Saturday 29 October 2016, 8pm
The annual Match&Fuse London festival brings together the most compelling bands emerging across Europe in a 2-day event with 22 different acts from 14 countries. Borderless and genre-less, it is all about European exchange – something particularly poignant at present.
Cafe Oto and Oto's Project Space host Saturday night with invited collaborations between free jazz practitioners. A highlight is the first UK appearance of Susana Santos Silva from Portugal on trumpet with Evan Parker on saxophone playing a completely improvised set. Combining force with sensitivity, harpist Julie Campiche (CH) will work with UK bassist Pete Marsh and Paul May on drums (Woven Entity, Fourth Page).
There are two sax/guitar duets with Julie Kjaer, an in-demand improviser working with the soaring guitar of Chris Sharkey (Shiver), and Ripsaw Catfish (UK) - the established and respected team of Cath Roberts and Anton Hunter. Fusing the music styles, Match&Fuse throw the harsh sounds of Skrap (NO) and the narratives of jazz trio, Mario Rom's Interzone (AT) into the mix. Match&Fuse is less about established acts, and more about energy and engaging artistry.
Match&Fuse is a pan-European festival and touring network for innovative and high quality underground music.
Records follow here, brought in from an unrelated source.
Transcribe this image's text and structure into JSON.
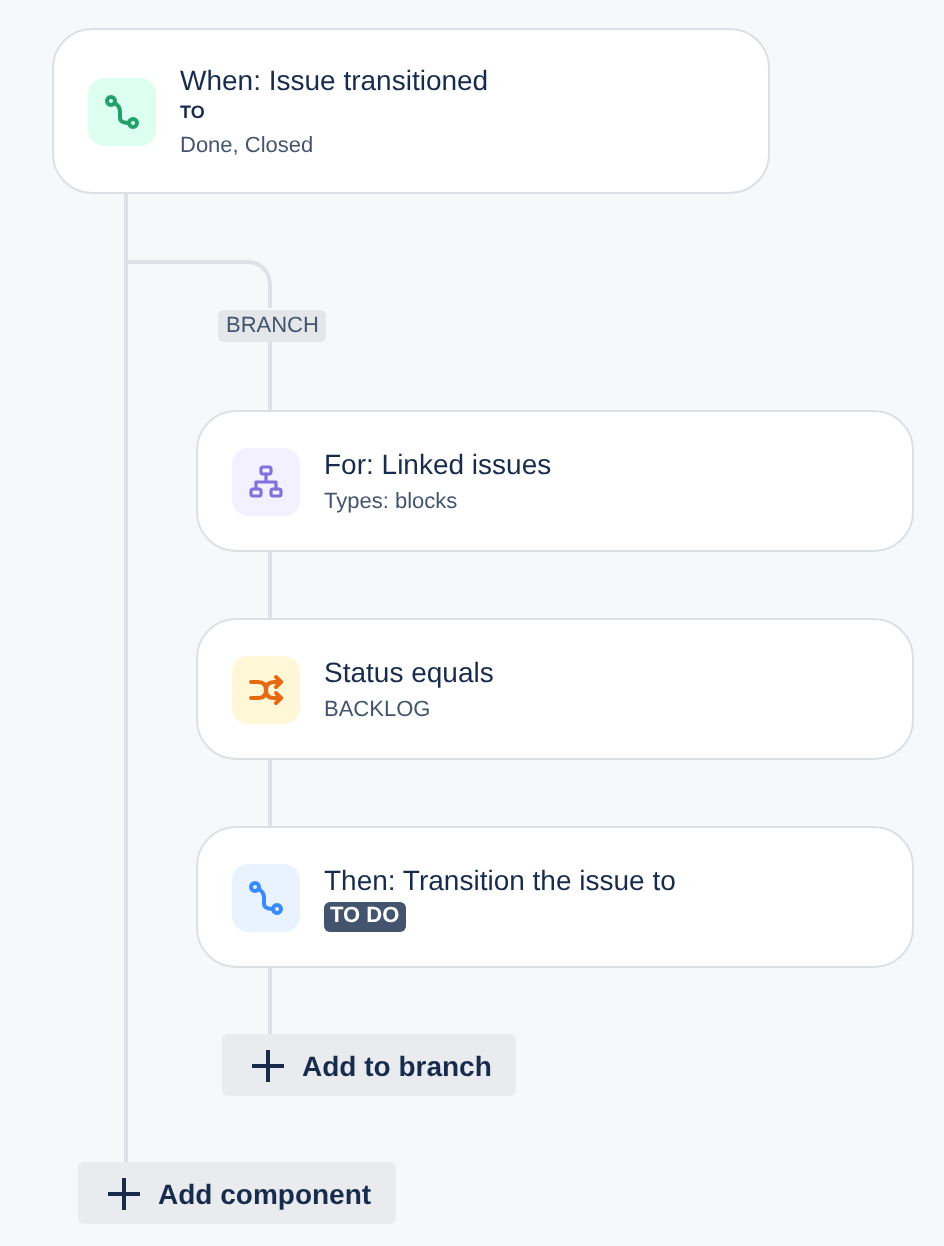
{
  "trigger": {
    "kind": "transition",
    "title": "When: Issue transitioned",
    "label": "TO",
    "detail": "Done, Closed"
  },
  "branch": {
    "label": "BRANCH",
    "nodes": [
      {
        "kind": "hierarchy",
        "title": "For: Linked issues",
        "detail": "Types: blocks"
      },
      {
        "kind": "shuffle",
        "title": "Status equals",
        "detail": "BACKLOG"
      },
      {
        "kind": "action",
        "title": "Then: Transition the issue to",
        "lozenge": "TO DO"
      }
    ],
    "add_button": "Add to branch"
  },
  "add_component": "Add component"
}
The idea is simple – give bands the chance to play and network outside their homeland and everyone the opportunity to hear the most engaging instrumental and vocal music from Europe. It is about matching bands from different countries and then having them 'fuse' (play) together to create new works. Run by a genuine network of supportive partners (such as Les Productions du Vendredi in Toulouse), Match&Fuse is building a reputation for imaginative curation in contexts with a difference.
"If you've ever been tempted by free improvisation, Parker is your gateway drug." - Stewart Lee
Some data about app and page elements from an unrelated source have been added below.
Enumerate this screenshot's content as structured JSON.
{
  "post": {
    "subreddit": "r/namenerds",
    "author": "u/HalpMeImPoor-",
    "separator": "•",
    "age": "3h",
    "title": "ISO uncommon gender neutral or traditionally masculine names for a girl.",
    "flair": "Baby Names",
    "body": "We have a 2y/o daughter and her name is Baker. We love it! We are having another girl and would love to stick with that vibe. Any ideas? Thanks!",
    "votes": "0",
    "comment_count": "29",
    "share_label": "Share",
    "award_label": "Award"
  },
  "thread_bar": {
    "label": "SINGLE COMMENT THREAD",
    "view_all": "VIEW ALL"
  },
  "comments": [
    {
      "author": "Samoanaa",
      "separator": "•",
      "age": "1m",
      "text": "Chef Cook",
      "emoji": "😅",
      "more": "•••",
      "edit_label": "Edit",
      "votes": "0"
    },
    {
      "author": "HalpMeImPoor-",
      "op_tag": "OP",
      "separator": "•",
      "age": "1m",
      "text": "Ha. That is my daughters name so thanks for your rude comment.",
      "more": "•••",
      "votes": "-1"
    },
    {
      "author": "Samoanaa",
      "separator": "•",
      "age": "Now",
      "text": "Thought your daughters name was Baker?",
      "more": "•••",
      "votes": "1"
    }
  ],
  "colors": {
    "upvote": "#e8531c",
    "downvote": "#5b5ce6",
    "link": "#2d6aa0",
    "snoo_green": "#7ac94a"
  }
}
Evan Parker has been a consistently innovative presence in British free music since the 1960s. Parker played with John Stevens in the Spontaneous Music Ensemble, experimenting with new kinds of group improvisation and held a long-standing partnership with guitarist Derek Bailey. The two formed the Music Improvisation Company and later Incus Records. He also has tight associations with European free improvisations - playing on Peter Brötzmann's legendary 'Machine Gun' session (1968), with Alexander Von Schlippenbach and Paul Lovens (A trio that continues to this day), Globe Unity Orchestra, Chris McGregor's Brotherhood of Breath, and Barry Guy's London Jazz Composers Orchestra (LJCO).
Though he has worked extensively in both large and small ensembles, Parker is perhaps best known for his solo soprano saxophone music, a singular body of work that in recent years has centred around his continuing exploration of techniques such as circular breathing, split tonguing, overblowing, multiphonics and cross-pattern fingering. These are technical devices, yet Parker's use of them is, he says, less analytical than intuitive; he has likened performing his solo work to entering a kind of trance-state. The resulting music is certainly hypnotic, an uninterrupted flow of snaky, densely-textured sound that Parker has described as "the illusion of polyphony". Many listeners have indeed found it hard to credit that one man can create such intricate, complex music in real time.
Julie Kjær's edgy and thoughtful playing and ‘dark, otherworldly imagery’ (Jazzwise) has become increasingly evident around Europe, inhabiting ground between composition and free improv. Experimenting with extended techniques, sound and rhythm she pushes her instruments to their limits. She tours internationally with Norwegian drummer Paal Nilssen-Love and his Large Unit and she has toured internationally and recorded with Django Bates and StoRMChaser. Currently her main focus is on her trio, Julie Kjær 3, with bass player John Edwards and drummer Steve Noble. They’ve just released their debut album on 14th March '16 on Clean Feed. Julie also plays with London Improvisers Orchestra and is a leader and side woman of several other English and Danish ensembles. In 2014 she was chosen to be a Sound and Music “New Voice” Artist and was chosen as a featured composer by the British Music Collection.